Tristan und Isolde - Welsh National Opera - Cardiff Millenium Centre, 19 May 2012
Ben Heppner’s heartening return to form was one of the best things about the revival of WNO’s 20 year old Tristan on Saturday night. His expressive way with the words was built on the sensitive control of every vocal colour in his palette. A minor crack in the second act and some tiring in the third were forgiveable blemishes. His ungainly appearance only underlined his anti-heroic, supremely human portrait.
I was less convinced by the Isolde of Ann Petersen, though anyone who prefers accuracy to expression would probably disagree. Vocal production this firm, even and tireless is in itself something of a miracle in this part. But there was nothing approaching the gleam of ecstasy in her pleasant rounded timbre, and little nuance. Perhaps she will grow into the role, but I suspect her Covent Garden Freia this autumn will be a better fit for her talents.
The rest were a mixed bunch. Susan Bickley was a reliably insistent Brangäne and Matthew Best a dignified and sonorous Marke, but Philip Joll’s Kurwenal blustered more notes than he sang. A pleasant surprise was Simon Crosby Buttle, normally a chorus member, who sang the Sailor and Shepherd parts exquisitely.
After his excellent 2010 Meistersinger, Lothar Koenigs once again proved himself a Wagner conductor of distinction. His approach is somewhat broad-brush, with no apparent inclination to pull things around or highlight details. But his tempos and balances were well-judged, with a fine sense of the score’s twists and turns, and he brewed up a lush and propulsive sound from the WNO orchestra.
Yannis Kokkos's minimalist production is inoffensive, but it's showing its age.

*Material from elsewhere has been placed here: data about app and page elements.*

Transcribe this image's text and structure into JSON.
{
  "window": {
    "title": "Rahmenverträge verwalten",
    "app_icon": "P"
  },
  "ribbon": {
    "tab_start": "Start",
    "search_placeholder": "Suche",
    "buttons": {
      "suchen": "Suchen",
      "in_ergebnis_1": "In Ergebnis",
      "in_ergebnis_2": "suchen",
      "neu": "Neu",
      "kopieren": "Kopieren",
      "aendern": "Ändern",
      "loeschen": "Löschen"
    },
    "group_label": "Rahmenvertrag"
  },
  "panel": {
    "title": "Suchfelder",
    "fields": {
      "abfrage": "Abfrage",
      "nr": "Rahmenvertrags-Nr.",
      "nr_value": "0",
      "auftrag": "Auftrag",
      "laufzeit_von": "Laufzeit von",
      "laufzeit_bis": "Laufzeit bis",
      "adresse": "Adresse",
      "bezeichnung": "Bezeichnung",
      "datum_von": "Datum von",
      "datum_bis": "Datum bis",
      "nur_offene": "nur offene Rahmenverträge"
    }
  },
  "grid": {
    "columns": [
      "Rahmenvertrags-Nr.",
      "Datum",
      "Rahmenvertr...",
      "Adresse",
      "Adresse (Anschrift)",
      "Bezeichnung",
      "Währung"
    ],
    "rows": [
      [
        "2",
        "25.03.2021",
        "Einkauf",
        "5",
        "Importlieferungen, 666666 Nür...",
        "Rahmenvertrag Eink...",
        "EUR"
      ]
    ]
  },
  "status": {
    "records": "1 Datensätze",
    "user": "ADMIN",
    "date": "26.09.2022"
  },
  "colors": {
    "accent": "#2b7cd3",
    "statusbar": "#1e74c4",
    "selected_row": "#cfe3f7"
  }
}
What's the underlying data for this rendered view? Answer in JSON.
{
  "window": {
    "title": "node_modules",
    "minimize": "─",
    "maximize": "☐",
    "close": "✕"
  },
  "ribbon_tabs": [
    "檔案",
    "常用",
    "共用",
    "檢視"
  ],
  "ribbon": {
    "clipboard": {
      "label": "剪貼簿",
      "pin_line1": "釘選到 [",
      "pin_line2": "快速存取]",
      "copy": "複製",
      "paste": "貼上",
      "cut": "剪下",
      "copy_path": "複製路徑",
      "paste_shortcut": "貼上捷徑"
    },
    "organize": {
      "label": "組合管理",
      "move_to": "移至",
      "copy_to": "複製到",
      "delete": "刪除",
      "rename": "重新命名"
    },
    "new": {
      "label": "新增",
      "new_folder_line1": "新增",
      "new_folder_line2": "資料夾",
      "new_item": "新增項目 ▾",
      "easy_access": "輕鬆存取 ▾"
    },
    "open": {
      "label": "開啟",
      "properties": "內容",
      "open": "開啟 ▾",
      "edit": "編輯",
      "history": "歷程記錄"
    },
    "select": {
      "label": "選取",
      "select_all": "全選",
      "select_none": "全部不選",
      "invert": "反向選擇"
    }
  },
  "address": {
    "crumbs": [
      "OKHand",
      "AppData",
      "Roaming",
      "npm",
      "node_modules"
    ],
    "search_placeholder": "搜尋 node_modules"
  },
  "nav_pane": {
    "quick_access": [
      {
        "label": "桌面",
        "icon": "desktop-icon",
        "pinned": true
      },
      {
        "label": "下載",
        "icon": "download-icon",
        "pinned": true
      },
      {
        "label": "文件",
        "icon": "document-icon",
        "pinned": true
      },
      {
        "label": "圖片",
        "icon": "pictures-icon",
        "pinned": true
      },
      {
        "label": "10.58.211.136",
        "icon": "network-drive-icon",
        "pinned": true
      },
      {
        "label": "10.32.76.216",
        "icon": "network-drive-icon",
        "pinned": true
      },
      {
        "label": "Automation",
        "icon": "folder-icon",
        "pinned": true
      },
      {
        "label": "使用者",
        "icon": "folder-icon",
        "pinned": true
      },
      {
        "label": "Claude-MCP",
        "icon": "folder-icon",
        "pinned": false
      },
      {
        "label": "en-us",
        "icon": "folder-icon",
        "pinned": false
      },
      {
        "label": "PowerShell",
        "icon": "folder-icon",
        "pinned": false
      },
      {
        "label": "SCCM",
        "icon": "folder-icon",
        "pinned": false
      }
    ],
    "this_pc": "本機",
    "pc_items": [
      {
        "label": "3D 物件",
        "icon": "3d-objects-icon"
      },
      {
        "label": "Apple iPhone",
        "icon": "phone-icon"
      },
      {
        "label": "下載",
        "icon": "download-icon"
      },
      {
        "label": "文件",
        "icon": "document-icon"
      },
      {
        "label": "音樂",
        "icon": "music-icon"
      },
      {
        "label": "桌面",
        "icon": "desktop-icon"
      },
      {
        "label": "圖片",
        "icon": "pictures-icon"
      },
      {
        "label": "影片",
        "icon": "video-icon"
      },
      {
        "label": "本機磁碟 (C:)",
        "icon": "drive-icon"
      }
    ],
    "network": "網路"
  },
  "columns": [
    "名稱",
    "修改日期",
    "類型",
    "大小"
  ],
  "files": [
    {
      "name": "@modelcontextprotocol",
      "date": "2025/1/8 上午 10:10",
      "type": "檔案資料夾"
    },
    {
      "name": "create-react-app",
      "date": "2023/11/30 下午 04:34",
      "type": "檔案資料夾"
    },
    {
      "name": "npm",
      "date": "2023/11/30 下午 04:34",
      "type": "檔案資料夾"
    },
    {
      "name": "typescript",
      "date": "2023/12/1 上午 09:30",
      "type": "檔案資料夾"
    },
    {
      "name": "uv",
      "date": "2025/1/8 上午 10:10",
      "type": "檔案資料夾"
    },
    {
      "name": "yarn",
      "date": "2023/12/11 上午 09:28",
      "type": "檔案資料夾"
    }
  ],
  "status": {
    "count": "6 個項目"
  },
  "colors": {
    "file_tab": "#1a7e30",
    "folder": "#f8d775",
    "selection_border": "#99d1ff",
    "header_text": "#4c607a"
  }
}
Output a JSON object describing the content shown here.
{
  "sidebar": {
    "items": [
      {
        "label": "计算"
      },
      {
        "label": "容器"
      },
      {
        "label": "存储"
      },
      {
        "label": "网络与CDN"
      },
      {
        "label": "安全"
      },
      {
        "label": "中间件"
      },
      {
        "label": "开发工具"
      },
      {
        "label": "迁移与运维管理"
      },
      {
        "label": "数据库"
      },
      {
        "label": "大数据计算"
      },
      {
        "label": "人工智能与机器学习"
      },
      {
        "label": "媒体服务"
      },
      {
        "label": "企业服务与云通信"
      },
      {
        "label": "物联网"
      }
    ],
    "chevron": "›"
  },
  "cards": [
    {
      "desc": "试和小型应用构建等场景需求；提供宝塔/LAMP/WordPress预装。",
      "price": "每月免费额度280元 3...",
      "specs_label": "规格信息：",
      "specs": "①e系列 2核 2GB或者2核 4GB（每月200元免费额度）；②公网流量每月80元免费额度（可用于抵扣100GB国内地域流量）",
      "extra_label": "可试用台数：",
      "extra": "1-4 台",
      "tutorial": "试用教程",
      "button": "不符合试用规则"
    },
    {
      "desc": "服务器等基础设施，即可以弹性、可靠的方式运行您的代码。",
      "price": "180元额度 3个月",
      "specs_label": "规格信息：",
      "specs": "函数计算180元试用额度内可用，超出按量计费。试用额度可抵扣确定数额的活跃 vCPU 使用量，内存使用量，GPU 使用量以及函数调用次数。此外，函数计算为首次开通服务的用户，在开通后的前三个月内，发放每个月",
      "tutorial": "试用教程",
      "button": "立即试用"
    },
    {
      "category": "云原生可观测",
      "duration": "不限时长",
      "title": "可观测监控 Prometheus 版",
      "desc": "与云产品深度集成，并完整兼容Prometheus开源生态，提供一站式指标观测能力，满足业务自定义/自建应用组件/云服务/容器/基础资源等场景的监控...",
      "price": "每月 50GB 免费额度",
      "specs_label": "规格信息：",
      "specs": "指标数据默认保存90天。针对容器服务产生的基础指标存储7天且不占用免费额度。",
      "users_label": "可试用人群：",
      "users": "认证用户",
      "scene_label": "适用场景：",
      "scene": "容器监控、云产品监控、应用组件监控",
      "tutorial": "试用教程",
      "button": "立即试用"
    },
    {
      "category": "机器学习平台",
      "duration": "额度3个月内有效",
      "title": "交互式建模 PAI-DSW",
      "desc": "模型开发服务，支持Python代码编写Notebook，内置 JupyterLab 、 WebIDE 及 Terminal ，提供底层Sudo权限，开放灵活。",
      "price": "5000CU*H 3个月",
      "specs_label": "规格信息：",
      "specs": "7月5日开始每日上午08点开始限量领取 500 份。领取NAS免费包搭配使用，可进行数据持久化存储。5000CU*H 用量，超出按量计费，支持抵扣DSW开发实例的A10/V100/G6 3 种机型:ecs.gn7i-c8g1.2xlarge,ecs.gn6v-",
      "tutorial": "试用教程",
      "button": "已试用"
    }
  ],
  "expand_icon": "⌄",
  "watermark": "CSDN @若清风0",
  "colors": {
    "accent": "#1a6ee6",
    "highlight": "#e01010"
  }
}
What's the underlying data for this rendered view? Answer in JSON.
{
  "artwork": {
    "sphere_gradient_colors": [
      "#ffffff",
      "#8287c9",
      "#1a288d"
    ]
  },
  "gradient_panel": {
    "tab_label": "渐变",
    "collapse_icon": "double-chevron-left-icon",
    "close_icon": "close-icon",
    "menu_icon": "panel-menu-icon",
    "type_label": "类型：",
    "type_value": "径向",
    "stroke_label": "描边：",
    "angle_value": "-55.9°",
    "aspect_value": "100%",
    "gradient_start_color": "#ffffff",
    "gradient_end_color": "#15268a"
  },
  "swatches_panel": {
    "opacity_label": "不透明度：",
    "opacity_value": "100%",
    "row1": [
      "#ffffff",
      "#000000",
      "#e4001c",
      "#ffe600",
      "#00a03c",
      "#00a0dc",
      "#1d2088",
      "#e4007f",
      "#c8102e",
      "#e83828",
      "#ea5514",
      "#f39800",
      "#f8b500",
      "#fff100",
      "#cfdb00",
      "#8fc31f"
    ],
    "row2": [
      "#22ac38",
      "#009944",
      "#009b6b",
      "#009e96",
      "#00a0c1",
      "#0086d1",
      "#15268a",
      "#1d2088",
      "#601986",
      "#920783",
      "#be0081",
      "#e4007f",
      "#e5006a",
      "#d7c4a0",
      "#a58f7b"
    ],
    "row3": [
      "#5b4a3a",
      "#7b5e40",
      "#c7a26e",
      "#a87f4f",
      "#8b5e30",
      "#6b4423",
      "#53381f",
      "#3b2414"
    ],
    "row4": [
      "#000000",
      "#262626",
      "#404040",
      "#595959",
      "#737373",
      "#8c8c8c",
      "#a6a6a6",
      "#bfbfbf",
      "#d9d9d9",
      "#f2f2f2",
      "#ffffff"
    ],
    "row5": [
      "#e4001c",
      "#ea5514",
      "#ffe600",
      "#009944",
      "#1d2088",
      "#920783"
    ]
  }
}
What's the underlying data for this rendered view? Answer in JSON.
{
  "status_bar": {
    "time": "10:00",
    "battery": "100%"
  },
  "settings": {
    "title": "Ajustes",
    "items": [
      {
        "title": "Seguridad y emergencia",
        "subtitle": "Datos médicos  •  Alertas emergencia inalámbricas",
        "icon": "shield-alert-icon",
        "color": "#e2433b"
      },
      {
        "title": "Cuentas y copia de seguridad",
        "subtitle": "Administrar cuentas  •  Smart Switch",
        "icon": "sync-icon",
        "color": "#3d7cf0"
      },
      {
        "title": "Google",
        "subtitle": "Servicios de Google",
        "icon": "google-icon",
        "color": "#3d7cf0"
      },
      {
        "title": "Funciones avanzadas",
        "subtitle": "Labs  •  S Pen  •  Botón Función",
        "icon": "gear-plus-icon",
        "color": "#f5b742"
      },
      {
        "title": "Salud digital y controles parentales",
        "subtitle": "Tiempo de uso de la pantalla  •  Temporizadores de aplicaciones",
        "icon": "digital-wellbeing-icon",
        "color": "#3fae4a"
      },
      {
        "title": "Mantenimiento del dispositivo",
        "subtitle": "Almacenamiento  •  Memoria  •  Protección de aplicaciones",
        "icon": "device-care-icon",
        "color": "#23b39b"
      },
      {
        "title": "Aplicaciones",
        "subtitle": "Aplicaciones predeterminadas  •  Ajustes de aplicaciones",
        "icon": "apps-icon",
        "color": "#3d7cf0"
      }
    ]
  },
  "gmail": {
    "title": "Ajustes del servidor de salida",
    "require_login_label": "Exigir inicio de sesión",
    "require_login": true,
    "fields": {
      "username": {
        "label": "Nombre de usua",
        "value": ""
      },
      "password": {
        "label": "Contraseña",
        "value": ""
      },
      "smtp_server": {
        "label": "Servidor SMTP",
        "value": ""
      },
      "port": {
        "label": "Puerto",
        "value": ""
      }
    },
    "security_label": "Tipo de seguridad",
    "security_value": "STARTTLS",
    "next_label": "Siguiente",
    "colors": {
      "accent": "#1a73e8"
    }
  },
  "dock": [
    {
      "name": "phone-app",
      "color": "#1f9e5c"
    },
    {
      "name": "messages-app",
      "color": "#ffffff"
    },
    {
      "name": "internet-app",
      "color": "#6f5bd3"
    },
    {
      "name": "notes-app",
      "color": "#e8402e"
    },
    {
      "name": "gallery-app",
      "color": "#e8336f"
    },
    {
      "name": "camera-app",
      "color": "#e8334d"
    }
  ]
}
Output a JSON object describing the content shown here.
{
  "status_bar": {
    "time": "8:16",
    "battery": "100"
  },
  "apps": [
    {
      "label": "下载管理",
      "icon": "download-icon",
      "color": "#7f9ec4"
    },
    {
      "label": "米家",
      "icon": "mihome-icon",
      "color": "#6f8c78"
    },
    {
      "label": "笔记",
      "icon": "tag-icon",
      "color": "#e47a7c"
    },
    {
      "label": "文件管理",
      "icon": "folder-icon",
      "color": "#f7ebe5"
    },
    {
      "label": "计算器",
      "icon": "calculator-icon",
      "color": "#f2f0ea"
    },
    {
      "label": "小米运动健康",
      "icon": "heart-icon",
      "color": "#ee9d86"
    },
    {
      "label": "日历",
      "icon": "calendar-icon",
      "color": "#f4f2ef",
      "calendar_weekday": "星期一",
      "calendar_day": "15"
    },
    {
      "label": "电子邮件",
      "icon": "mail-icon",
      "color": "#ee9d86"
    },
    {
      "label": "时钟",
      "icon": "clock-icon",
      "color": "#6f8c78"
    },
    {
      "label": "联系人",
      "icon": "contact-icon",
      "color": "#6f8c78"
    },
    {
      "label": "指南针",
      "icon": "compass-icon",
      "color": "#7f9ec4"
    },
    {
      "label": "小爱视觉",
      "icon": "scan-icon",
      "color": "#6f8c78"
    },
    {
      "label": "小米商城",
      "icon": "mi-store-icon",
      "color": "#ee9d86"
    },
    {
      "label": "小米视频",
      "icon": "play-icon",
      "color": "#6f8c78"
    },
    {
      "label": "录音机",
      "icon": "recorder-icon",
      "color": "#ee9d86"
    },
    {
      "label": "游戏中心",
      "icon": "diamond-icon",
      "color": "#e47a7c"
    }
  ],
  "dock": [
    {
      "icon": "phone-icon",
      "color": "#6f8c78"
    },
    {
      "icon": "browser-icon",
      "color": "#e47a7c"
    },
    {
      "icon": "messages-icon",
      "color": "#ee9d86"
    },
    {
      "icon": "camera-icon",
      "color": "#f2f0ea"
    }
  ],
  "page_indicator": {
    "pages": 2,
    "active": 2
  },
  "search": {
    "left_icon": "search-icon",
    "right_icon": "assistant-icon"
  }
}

A strange combination of blocky art deco lines and realist detail (bottles of potion, spears, etc), it neither enlightens nor intrudes, though the sheer amount of stuff on stage does squeeze the singers into uncompromising intimacy.